On January 18, 2022, Microsoft’s acquisition of Activision, one of the world’s most-valuable gaming companies, was announced. In April 2023, the United Kingdom’s Competition and Markets Authority (CMA) blocked the deal on concerns that the deal could “alter the future of the fast-growing cloud gaming market, leading to reduced innovation and less choice for UK gamers over the years,” a decision that Microsoft appealed to a Competition Appeal Tribunal. A few months later, in July 2023, as previously reported in Minding Your Business, the FTC’s challenge to the deal in the United States fell short, leaving the UK as the only competition authority preventing the closing of the deal.

This year, the federal government’s new health equity regulations began taking effect. The regulations represent the government’s increased commitment to health equity advancement as a major part of its regulatory enforcement. As these changes go into effect, states and businesses have begun to implement laws and policies in order to comply with the updated regulatory framework.

A recent order from a federal magistrate judge provides helpful insight to parties concerning the destruction of evidence and the proof required to obtain the ultimate sanction of dismissal of a case as a result of such destruction. 

In McLaughlin v. Lenovo Global Tech. (United States) Inc., Magistrate Judge Gail Dein of the District of Massachusetts issued numerous sanctions against plaintiff but decided that dismissal of plaintiff’s case was too harsh a punishment after he wiped his company-issued laptop prior to returning it to defendant.

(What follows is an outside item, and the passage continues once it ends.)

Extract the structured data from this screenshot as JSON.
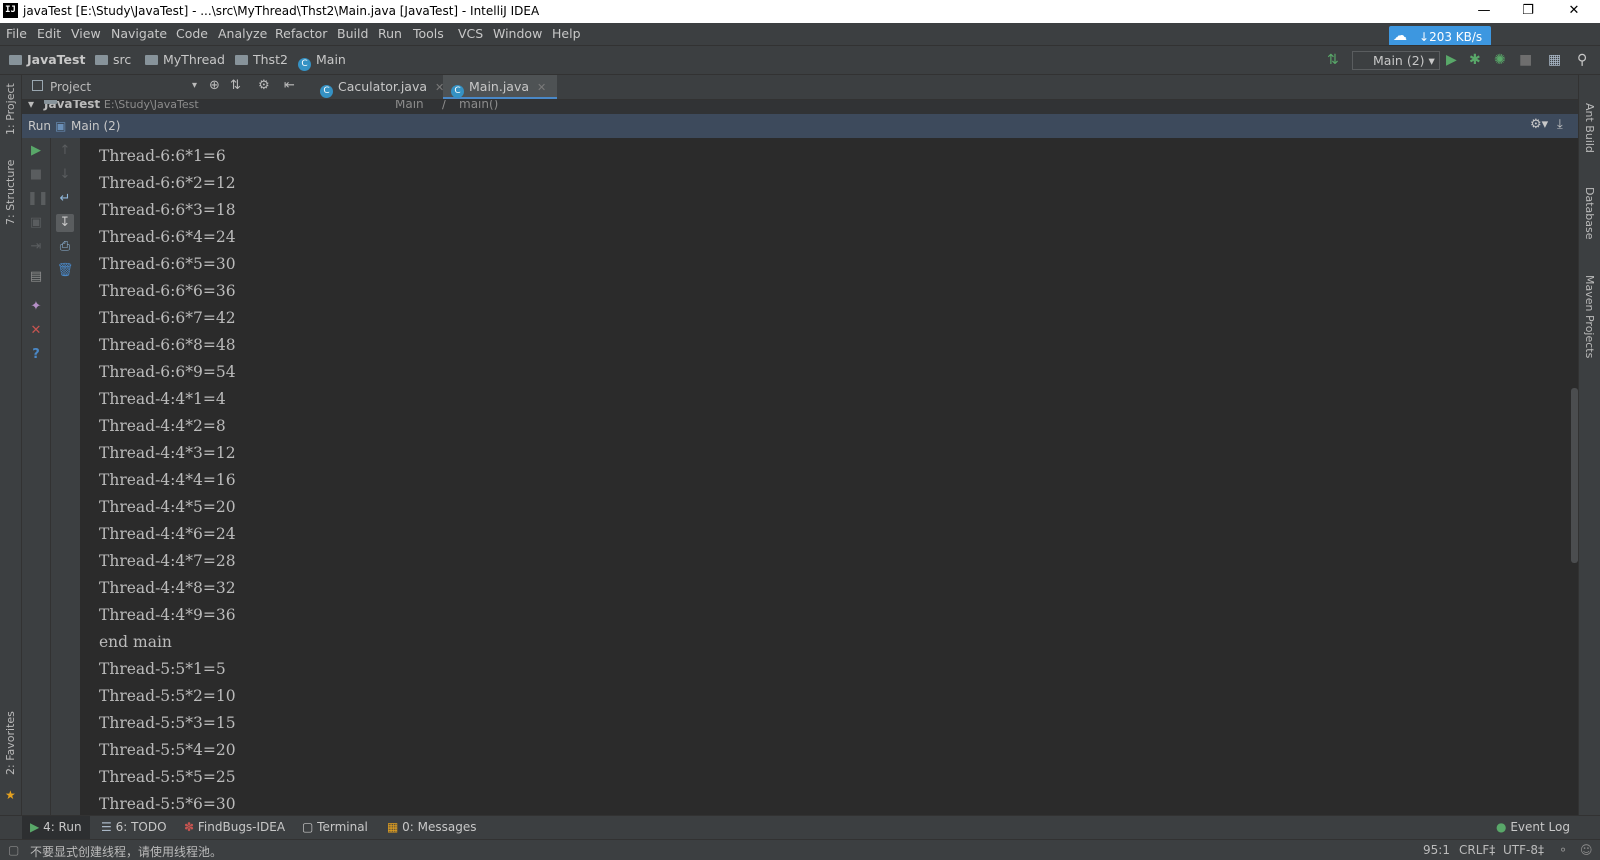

Increasing oversight of tech companies, particularly in the realm of consumer privacy, has been a rare example of bipartisan agreement. Despite data privacy being a growing concern for consumers, however, there has been relatively little federal policymaking. To counteract this lack of action, some states have stepped in to fill this void—and have enacted policies that could have large impacts on how businesses operate. The rapid rate at which these laws are being enacted – eleven have been enacted– indicates states are taking an increasingly protective view of consumers’ data privacy. Businesses need to be prepared to comply with these new mandates, or risk costly enforcement measures.

Addressing an issue of first impression, and one that is becoming increasingly important as the legal industry has become more comfortable with and dependent on video conference technology in the aftermath of the pandemic, the Ninth Circuit has ruled that the 100-mile limitation under Rule 45(c) of the Federal Rules of Civil Procedure applies to remote testimony.

In In re John Kirkland, et al. v. USBC, Los Angeles, the petitioners, Mr. and Mrs. Kirkland who resided in California before relocating to the U.S. Virgin Islands, moved to quash subpoenas commanding them to testify via video conference at a trial before a bankruptcy court in the Central District of California. The bankruptcy court denied the motions finding that “good cause and compelling circumstances” existed to warrant the petitioners’ remote testimony pursuant to Rule 43(a), which provides that “[a]t trial, the witnesses’ testimony must be taken in open court unless a federal statute, the Federal Rules of Evidence, these rules, or other rules adopted by the Supreme Court provide otherwise[; and f]or good cause in compelling circumstances and with appropriate safeguards, the court may permit testimony in open court by contemporaneous transmission from a different location.” The bankruptcy court also concluded that Rule 45(c)’s “place of compliance” should be based on where a witness is located as requiring a witness to testify remotely from the witness’s home is not contrary to the purpose of Rule 45(c), which is to protect witnesses from the burden of having to travel extensively to testify at a trial or other proceeding.

On the heels of the historic proposed changes to the Hart-Scott-Rodino (“HSR”) merger review process, the U.S. Department of Justice Antitrust Division and the Federal Trade Commission released the 2023 Draft Merger Guidelines for public comment. The single set of guidelines will replace the former horizontal and vertical guidelines, becoming

Buy-side executives in an M&A deal negotiate with their sell-side counterparts for months, plying them for information, assessing the seller’s weaknesses and pressure points, and even making informal entreaties when the parties’ standstill agreement says they shouldn’t —all to get the best deal for the acquirer. Under Delaware’s contractarian corporate regime—that would seem to be a good thing.